During the rite of baptism in my faith tradition, the Episcopal Church, the candidate for baptism and the congregation promise to “strive for justice and peace among all people and to respect the dignity of all human beings.” I joined the Interfaith Works Board earlier this year because it helps me work each day to stay focused on this promise.
As Interfaith Works prepares for its 40th anniversary in 2014, we want to express our deep gratitude to the community for its continuous support of our mission: social change through interfaith understanding and cooperation.
Through your graciousness and generosity, we have accomplished so many things — serving the marginalized; bringing people together for reflection in times of tragedy and uncertainty; and finding ways to celebrate the many joys that surround us with many faith traditions — Jewish and Christian, Buddhist and Baha’i, Unitarian and Muslim.
In our years as Interfaith Works, once known as Associated Ministries, we have founded, or been the catalyst for, organizations many of you are familiar with and participate in: the Thurston County Food Bank, Habitat for Humanity, the Thurston County CROP Hunger Walk, the STARS program for senior citizens, the Dispute Resolution Center and dozens of others who serve thousands of people in our community each year. We have sponsored music festivals, youth camps, and interfaith services too numerous to count.
For the past 20 years, one of our primary focuses has been on sheltering, and more recently on housing, for people who have found themselves without a roof over their heads. In 2012-13 alone, our winter shelter had nearly 2,000 bed nights.
And, because we recognize that sheltering is only a temporary solution to getting people off the streets, we founded Sidewalk, which has specialized in rapid rehousing. Sometime this fall, it will have placed 100 people into permanent housing. The small Sidewalk staff and many volunteers have accomplished much.
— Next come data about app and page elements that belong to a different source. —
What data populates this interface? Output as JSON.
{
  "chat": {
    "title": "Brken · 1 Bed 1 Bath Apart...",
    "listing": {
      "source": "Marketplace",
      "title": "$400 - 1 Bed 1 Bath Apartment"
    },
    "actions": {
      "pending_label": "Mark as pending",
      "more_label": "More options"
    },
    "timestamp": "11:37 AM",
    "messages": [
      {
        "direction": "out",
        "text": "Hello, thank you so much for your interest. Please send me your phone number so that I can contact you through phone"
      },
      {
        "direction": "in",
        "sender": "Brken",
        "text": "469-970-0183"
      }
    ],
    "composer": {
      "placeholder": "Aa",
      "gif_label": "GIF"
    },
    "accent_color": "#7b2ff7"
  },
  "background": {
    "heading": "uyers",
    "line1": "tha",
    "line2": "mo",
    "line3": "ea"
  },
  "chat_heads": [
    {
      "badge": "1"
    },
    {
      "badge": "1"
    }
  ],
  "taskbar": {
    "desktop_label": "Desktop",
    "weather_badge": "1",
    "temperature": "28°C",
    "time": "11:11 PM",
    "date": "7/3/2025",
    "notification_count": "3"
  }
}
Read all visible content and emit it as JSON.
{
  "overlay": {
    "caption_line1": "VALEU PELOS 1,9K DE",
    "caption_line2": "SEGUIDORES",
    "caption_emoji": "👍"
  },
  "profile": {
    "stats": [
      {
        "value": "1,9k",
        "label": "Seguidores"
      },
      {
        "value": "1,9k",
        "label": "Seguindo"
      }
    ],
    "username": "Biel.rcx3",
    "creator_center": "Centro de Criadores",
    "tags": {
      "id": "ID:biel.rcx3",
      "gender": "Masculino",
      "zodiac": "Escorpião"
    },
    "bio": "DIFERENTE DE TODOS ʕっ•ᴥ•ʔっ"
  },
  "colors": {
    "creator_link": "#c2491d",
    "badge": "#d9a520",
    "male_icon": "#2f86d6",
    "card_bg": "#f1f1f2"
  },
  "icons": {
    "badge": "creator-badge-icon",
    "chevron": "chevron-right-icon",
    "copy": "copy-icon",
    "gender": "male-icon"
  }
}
As we prepare for Sidewalk to spin off as an organization separate from Interfaith Works within the next year, we have begun work on a new kind of shelter for our community. The People’s House, once up and running, will include those unserved or underserved by other types of shelters.
We recognize and value the community conversation spurred by our plans for this shelter. And we look forward to constructive, respectful conversation as we continue — as we have for the past four decades — working for social change through interfaith understanding and cooperation.
In closing, I offer this prayer from Rabbi Harold Kushner. It seems appropriate to our season:
Let the rain come and wash away
the ancient grudges, the bitter hatreds
held and nurtured over generations.
Let the rain wash away the memory
of the hurt, the neglect.
Then let the sun come out and
fill the sky with rainbows.
Let the warmth of the sun heal us
wherever we are broken.
Let it burn away the fog so that
we can see each other clearly.
So that we can see beyond labels,
beyond accents, gender or skin color.
Let the warmth and brightness
of the sun melt our selfishness.
So that we can share the joys and
feel the sorrows of our neighbors.
And let the light of the sun
be so strong that we will see all
people as our neighbors.
Let the earth, nourished by rain,
bring forth flowers
to surround us with beauty.
And let the mountains teach our hearts
to reach upward to heaven.
Amen.Mindy Chambers has been an Interfaith Works Board member since May 2013. The Persepective column is coordinated through Interfaith Works. Opinions are those of the author and not necessarily of Interfaith Works or The Olympian.